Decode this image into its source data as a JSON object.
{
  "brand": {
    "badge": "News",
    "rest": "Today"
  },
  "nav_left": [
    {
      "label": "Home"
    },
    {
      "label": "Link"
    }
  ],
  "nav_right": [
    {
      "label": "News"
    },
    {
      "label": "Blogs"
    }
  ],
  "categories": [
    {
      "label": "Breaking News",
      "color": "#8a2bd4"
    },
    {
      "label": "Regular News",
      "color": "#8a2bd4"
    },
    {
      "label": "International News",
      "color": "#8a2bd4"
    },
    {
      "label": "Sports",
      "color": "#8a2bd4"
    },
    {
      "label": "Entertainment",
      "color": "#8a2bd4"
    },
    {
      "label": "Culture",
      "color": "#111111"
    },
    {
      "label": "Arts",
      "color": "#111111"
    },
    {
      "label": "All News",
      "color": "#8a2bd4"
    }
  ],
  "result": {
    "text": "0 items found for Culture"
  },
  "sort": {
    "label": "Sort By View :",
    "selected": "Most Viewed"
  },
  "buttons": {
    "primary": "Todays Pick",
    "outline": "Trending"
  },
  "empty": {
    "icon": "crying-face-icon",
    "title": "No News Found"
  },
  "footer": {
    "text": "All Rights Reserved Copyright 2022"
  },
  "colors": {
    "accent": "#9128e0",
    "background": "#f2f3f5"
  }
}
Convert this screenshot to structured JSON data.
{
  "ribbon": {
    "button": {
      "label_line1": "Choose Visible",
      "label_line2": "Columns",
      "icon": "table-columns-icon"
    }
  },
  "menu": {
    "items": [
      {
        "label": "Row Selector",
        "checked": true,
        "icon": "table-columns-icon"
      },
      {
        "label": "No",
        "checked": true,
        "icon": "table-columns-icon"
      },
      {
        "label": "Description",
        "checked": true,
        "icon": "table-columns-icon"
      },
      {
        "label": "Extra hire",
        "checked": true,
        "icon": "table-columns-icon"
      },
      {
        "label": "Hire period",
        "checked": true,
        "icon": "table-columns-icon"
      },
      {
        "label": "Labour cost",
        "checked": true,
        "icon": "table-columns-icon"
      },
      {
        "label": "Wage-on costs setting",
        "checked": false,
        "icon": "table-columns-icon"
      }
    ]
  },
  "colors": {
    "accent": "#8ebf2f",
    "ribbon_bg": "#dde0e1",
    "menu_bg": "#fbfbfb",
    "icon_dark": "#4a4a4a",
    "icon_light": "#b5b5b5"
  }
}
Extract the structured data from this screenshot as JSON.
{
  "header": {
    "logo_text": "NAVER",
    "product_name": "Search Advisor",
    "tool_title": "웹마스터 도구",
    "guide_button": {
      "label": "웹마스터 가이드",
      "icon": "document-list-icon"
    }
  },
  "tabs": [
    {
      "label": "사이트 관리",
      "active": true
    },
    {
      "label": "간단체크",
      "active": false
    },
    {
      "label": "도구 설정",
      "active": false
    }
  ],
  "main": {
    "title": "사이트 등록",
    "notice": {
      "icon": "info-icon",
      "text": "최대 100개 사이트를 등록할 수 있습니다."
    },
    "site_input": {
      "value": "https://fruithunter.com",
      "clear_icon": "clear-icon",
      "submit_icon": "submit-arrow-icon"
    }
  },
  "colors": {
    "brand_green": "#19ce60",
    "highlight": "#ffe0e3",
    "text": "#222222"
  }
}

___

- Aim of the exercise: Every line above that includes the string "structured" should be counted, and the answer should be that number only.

- Response area: 2